True to the spirit of one of the most unique composers of the last century, Dustin Laurenzi and his collaborators have rerouted a few of Moondog’s most recognizable pieces away from the stories of the artworld and back towards jazz and its improvisational tradition. His arrangements emphasize the brass so beloved to the composer, and lets the players flow in and out of jagged modernist tones and amicable jazz melodies alike. The vocal textures of pieces like “Remember” are replaced with instrumental ones, giving them a different life in which the clarity and minimalist qualities of originals are reborn as fiery, messy, complex approaches to rhythm and counterpoint. By giving primacy to just another of Moondog’s many voices, Laurenzi’s interpretation has reordered their heterogeneity into something new.
My favorite example is “All is Loneliness”. The original finds a perfect balance between the sad, moving, almost whispered song and the entrancing rhythm of the percussions, granting it a power that lasts way more than its roughly minute-and-a-half duration. The version in Snaketime: The Music of Moondog begins with a multiple-instrument brass lament whose sadness is not the quietude of inner life but the dramatic expressionism of a saxophone blues. The high-pitched, individual aspect of the original’s vocals is reinterpreted as a distant and grave song that, matched with the repetitive style of the percussions, highlight the Native American roots that the composer absorbed from his 1920s experience with the Arapahoe. The communal foundations of jazz serve as parallel to the original’s sweet isolation, developing the piece into a tragic elegy that speaks not of inner but of social life in disconnection, a tradition in the throes of being forgotten. The slithering, adaptive characteristics of the ‘snaketime’ are applied here as an overarching concept: every compositional element is bound to flow and sway from one identity to another, the old becoming new and the new revealing the marvels of the old.
Something like this happens to “Lament I (Bird’s Lament)”, in which the speed and ultimate stridency of the original – a bridge that classically constrains bebop while the bebop frees the uptight bounds of the classical – become a slowly building exercise in sheer jazz expressionism. Written after the death of Charlie Parker, the 1969 version reflects an adventurous, if slightly restrained composure that Laurenzi’s version completely detonates for a new audience. Parker’s sax was once a weapon of wildness, of uncompromising force, and what Laurenzi does is to recover that power and let the structure be carefully torn down, element by element, the entire band coming in by the end to make noise. Not literally, of course, but the kind of noise that earned both Parker and Moondog their radical reputations.

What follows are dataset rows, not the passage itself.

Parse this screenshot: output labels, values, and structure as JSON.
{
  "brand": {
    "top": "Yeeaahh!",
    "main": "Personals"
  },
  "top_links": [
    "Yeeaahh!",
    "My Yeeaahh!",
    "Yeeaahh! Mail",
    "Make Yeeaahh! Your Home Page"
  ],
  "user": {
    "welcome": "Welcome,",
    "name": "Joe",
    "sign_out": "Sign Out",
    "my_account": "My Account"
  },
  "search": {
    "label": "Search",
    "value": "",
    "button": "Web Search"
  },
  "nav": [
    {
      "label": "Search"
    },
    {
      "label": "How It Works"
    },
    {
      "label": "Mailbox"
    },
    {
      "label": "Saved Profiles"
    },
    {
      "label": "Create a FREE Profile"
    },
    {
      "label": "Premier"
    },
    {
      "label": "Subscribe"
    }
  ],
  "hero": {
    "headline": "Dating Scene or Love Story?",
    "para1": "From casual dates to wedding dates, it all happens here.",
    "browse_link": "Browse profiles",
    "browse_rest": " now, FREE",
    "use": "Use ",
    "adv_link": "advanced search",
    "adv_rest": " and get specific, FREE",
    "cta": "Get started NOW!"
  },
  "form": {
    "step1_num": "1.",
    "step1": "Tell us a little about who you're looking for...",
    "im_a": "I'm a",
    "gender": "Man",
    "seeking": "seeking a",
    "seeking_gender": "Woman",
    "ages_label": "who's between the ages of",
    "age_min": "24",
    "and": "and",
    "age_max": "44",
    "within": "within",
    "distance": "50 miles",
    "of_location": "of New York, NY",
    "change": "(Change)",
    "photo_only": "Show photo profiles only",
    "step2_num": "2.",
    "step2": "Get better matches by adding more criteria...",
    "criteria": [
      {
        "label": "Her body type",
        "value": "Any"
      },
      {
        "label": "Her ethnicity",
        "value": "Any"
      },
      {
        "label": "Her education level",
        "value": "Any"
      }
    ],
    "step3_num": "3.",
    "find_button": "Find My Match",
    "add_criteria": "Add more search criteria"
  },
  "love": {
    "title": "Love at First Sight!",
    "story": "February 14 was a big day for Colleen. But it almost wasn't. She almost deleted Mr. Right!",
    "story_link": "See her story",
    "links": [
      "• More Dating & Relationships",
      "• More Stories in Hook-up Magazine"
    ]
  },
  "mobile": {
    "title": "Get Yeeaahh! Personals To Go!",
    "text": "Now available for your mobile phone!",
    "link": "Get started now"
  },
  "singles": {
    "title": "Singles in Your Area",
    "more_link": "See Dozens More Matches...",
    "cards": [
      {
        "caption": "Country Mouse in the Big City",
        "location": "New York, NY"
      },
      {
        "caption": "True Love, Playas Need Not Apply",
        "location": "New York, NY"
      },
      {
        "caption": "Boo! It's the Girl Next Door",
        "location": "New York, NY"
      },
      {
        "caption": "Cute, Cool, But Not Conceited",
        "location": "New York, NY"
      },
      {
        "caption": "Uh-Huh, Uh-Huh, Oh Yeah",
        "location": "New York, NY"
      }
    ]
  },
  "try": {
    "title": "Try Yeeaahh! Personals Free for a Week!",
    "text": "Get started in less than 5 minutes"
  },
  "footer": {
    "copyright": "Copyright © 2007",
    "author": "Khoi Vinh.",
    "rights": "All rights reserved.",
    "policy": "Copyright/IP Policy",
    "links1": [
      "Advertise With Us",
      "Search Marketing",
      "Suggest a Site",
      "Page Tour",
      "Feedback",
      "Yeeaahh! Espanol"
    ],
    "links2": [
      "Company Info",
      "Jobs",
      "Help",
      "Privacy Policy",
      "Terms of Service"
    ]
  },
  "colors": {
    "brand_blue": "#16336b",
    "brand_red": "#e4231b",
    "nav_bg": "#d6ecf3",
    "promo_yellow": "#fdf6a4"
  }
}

This is how Snaketime brings the composer’s jazz voice to the fore, and by emphasizing its wild side it brings forth aspects of the music that in the original contexts serve a different function, which is how the story usually goes when it comes to associating him to the classical avant-garde. Here, “Fiesta Piano Solo” slithers from a cheery and sweet little piece to a platform for improvised and noisy interactions between multiple instruments, a multiplicity of voices providing a maximalist experience of an inner celebration, articulating it through calls and responses, passionate riffs and solos from each voice, turning, once again, something individualized into something communal through jazz. Not even Sax Pax at its noisiest sounds as raucous as this, as fundamentally jazzy and vibrant as Laurenzi’s interpretations of material mostly composed between 1969 and 1971, about mid-point at Moondog’s long and fascinating career. (David Murrieta Flores)